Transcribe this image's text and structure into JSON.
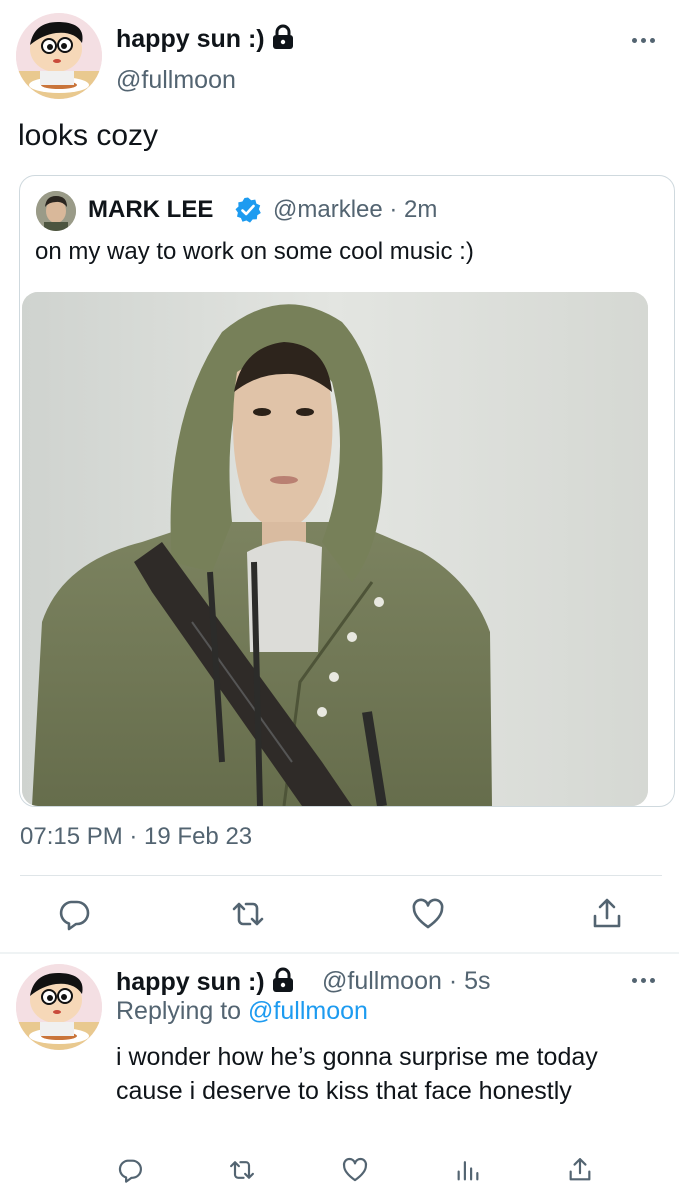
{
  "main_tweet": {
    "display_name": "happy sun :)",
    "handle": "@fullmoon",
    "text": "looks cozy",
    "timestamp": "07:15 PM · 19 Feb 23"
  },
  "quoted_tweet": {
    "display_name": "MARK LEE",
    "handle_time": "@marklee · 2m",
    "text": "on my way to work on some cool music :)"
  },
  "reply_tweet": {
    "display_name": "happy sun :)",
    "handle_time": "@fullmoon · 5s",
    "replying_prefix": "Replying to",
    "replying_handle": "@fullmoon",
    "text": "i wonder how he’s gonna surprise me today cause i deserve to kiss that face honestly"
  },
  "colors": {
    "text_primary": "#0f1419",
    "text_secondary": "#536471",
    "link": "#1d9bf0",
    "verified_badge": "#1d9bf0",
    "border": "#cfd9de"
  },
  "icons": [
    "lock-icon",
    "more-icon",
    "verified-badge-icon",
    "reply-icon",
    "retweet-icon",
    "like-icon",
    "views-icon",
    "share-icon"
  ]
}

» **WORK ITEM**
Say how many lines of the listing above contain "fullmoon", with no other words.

» **SOLUTION BELOW**
3